Who may host a shower?
It had long been considered a breach of etiquette for the bride's family members to host showers. Why? Because the main point of a shower is to give gifts to the bride and it could seem as if her family were asking for gifts. Today, while it's still a faux pas for an engaged couple to throw their own shower, pretty much anyone else can host one. Family members frequently step in to host showers, especially when common sense dictates such a solution. For example, the bride may be visiting her future in-laws and the groom’s mother or sister wants to invite hometown friends and family to meet her. Or, the bridal party is spread around the country and it’s difficult to pinpoint a common geographic location to gather and celebrate. Sometimes several of the bride's friends or relatives may host the shower together, sharing the expenses and the organizing. Let individual circumstances be your guide when determining who should serve as host.
When is a shower held?
The ideal timing is two months to two weeks before the wedding—after the couple has firm wedding plans.
Must the bridesmaids host a shower?
Contrary to popular belief, the maid/matron of honor and the bridesmaids are not required to host a shower as part of their official responsibilities, though they certainly can if they want to.
Are shower guests wedding guests?
Yes, normally anyone invited to a shower would be invited to the wedding. One exception: when coworkers wish to throw an office shower for the bride even though they are not being invited to the wedding.
How many showers can be given?
Multiple showers are okay, but be sure to invite different guests to each party. Generally, only close family and members of the wedding party may be invited to more than one shower.
As an attendant, I've been invited to more than one shower. Do I have to bring a gift to each one?
As a guest, if you're invited to more than one shower, you only need to bring a gift to the first one—and that goes for members of the wedding party, too. If you don't want to come to the second party empty-handed, you can always bring something inexpensive, such as a small bouquet, chocolates, or even some homemade goodies. Brides: if you have a guest in this position, it's nice to make a mention of their previous gift.
How many people can be invited?

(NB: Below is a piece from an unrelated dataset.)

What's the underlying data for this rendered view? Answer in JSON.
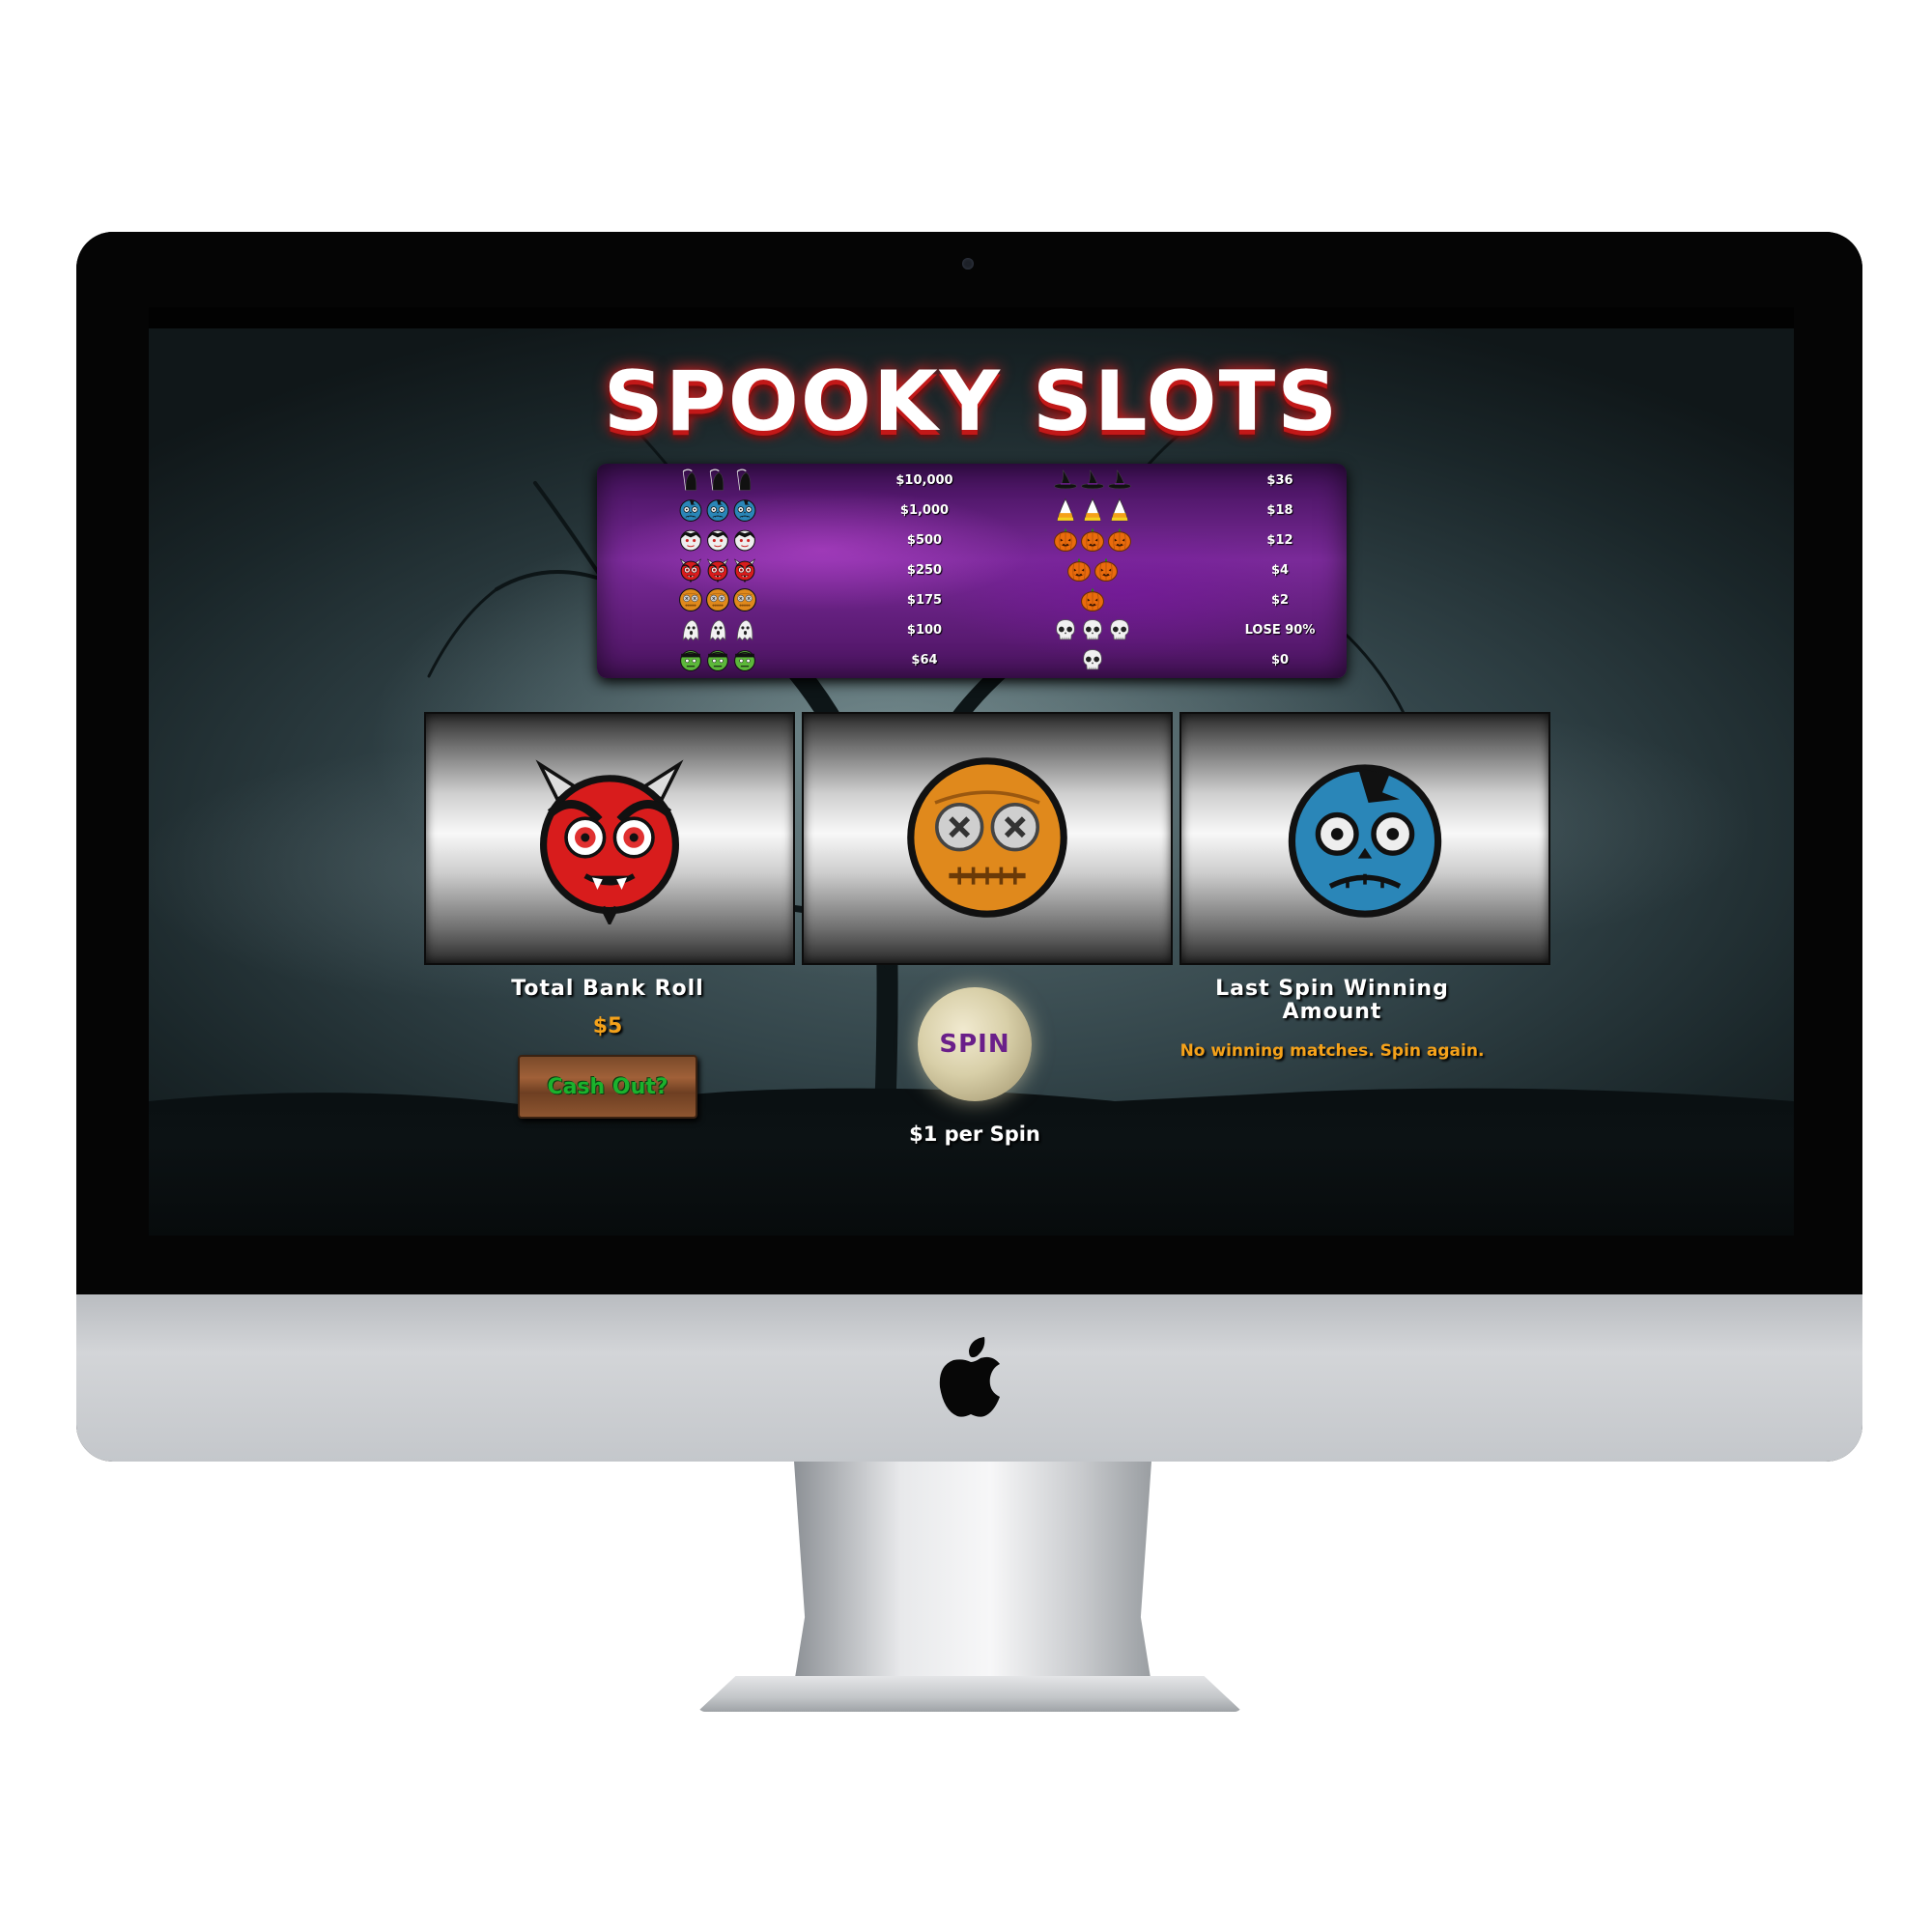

It's up to the host to decide the number of guests. A shower should be an intimate party—not a gathering that rivals the wedding—so the guest list is usually made up of the couple's close friends, family, and attendants. The host usually consults the bride to be sure that shower guests are wedding guests.
What about couples’ showers?
Showers for both the bride and the groom—called "Jack and Jill" showers—are popular these days, and showers for the groom only are a recent phenomenon. Couples' showers can be themed: examples include room of the house, hour of the day, gourmet cook, and great outdoors showers.
Can the host include registry information in the shower invitation?
Yes, it is fine for the hostess to include gift registry information with (but not on) the invitation. A registry list is just a suggestion; it’s important to remember that the choice of a gift is always up to the giver.
Can an encore bride have a wedding shower?
Yes. If the bride has been married before, she may be given a shower. Other than close friends and relatives, the guest list generally does not include people who came to a shower for her first wedding. If friends plan to invite people who have already "showered" the honoree, then a luncheon, tea, or cocktail party—without gifts—is a better way to go.
Can you throw showers for same-sex couples?
The choice of whether to have a shower is up to the couple. The guidelines are the same, regardless of the sex of the couple.
- Trending Topics
- Dining Etiquette
- Business Etiquette
- Wedding Etiquette 101: Everything You Need to Know
- Children's Etiquette
- Traditional Etiquette
- Invitations & Correspondence
- Image & Attire
- Everyday Etiquette
- Digital Manners
- Hosts & Guests
- Hard Times